### INSTRUCTIONS FOR THE TASK
From the entries below, report how many lines contain the string "left". Only the number is wanted.

◇ ◇ ◇

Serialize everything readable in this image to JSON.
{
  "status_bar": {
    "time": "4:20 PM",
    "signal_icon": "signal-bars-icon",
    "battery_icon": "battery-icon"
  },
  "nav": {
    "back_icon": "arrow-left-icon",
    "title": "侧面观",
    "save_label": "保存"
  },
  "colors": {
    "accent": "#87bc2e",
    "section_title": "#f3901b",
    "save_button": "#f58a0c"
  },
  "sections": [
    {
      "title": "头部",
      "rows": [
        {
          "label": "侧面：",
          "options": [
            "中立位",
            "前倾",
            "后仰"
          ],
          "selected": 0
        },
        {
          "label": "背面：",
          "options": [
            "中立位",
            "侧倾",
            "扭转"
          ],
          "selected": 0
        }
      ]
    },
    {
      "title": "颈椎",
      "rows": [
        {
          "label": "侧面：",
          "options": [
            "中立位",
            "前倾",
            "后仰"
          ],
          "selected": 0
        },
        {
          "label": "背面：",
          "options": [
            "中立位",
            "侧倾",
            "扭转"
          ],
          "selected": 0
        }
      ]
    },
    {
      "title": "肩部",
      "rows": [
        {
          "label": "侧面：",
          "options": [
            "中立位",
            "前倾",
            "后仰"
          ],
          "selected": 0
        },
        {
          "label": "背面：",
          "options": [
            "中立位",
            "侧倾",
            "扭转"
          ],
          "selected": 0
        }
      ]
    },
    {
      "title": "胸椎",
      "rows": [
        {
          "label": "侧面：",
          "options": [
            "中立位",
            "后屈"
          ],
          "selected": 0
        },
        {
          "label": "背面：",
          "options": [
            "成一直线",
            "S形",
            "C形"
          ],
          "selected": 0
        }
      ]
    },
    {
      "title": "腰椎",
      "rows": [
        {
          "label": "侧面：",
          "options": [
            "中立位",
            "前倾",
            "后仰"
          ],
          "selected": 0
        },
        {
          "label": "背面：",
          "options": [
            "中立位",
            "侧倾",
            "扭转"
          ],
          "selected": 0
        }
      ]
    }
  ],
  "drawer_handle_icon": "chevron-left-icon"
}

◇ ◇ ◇

### ANSWER TO THE EXERCISE
2